I did not know that right inside our living room I would see small snakes (bright yellow-and-black-striped ones) quickly inching their way towards me while I wrapped Christmas gifts on a Sunday afternoon.

I did not know that on certain months, after I turned the light off in my room, I would see fireflies happily dancing outside my window, like tiny fairies straight from Encantadia – and that one or two of them would find their way inside and be my roommate(s) for a week.

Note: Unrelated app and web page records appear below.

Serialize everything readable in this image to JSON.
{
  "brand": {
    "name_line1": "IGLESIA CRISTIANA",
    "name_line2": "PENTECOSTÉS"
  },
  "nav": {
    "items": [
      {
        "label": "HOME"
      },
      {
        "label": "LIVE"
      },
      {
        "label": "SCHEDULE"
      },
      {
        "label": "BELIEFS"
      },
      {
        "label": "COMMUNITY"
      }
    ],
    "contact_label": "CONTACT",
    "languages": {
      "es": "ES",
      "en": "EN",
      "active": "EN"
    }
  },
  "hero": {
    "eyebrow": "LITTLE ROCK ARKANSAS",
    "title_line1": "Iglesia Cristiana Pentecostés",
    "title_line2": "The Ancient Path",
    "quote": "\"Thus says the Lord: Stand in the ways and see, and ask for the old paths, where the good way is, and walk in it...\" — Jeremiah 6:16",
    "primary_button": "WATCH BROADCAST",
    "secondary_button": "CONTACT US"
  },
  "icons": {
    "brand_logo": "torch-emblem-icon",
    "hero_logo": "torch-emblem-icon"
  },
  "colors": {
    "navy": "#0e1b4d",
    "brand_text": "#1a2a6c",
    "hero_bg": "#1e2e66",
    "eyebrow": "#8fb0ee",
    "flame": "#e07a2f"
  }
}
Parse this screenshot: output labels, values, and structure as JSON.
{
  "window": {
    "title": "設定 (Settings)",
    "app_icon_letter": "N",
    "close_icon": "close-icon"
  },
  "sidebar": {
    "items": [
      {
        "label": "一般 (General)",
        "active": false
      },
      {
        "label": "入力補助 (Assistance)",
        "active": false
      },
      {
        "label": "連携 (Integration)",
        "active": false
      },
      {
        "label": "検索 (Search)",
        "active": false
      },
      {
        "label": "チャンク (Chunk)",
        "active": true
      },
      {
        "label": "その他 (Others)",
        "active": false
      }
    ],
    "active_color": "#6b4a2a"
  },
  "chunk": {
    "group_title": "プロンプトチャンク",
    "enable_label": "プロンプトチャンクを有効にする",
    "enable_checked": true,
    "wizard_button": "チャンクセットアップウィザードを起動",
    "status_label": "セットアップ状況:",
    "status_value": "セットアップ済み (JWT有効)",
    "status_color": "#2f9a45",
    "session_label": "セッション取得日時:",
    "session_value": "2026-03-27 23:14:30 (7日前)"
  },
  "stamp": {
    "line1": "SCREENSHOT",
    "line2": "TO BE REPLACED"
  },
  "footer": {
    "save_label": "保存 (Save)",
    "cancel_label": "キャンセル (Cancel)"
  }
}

Every night, before I went to sleep, I’d feel like a 6-year-old kid, completely absorbed in their riveting light show.

I did not know that there’d be summer nights when big wild bees would be buzzing around the light bulb outside the house, and that I would have to be very careful to make sure none of them got inside when I opened the screen door.

I did not know that one weekend, while cleaning the laundry sink outside, I would see trapped in the drain a red, green, and brown lizard, the likes of which I had never seen before, so bright and shiny. Both of us would be super shocked at the sight of each other.

I did not know that my early mornings would be filled with birdsong of all kinds – some sweet and melodious, some loud and urgent – but each one exotic. 

I did not know that some of the birds – like the uwak – would land outside the house and finish the breakfast our neighbor gave her cats, and that it would make all those squawking uwak sounds that are so loud and sharp, they get inside your bones.

I did not know that the tuko could look as big as a TV remote when you see it up close, glued onto the window screen, ash gray with tiny red orange dots splashed across its belly, grim and unflinching, ready to devour all unsuspecting mosquitoes and flying termites.

I did not know that typhoons here in the mountains are different from those in the lowlands; that here, because of all the giant trees, the storm winds feel and sound more violent, more frightening, more destructive.

I did not know that during summer, the narra trees here explode with so much grandness and joy – producing millions of dainty flowers that cover the ground in gold, and fill the air with an unembarrassed sweetness.

I have been living here for 19 years and I am amazed that after all this time, I still haven’t gotten used to the wonders of this mountain. 

Just this morning while washing the dishes, I heard a particularly delicate bird sound coming from afar and I knew – I just knew – it was my first time to hear that sound, ever.

Each time I am moved by the glories of Mt. Makiling, my heart instinctively looks up to thank God for the chance I got to live here. 

I also remember to say thank you to the UP College of Forestry and Natural Resources for their excellent job in protecting the Mt. Makiling Forest Reserve. For decades now, men and women of the college and their retinue of generous supporters have done their best to make sure the forest remains intact. Their hard work is the only reason why, to this day, Mt. Makiling remains lush and vibrant, and has not gone the heartbreaking way of the other mountains of the Philippines. 

One passionate forest protector was Jojo Malinao, the husband of a good friend. He was gunned down several years ago after testifying against a businessman who had allegedly started illegal logging operations on the mountain. Jojo had been receiving death threats prior to his killing, but he was too principled and too brave to buckle down. He loved the forest too much.

Because of Jojo and others like him, I couldn’t be grateful enough. I owe it to them and to future generations to be the best Earth Warrior I can be. And I don’t have to wait for April 22 to do that. Every day is Earth Day. While being an Earth Warrior takes many lifestyle changes and a lot of discipline, I know it’s all worth it. Nineteen years of living on Mt. Makiling has taught me that. – Rappler.com

Rizalina K. Araral, 55, is a resident of Los Baños, Laguna. She lives and works on the foothills of Mt. Makiling.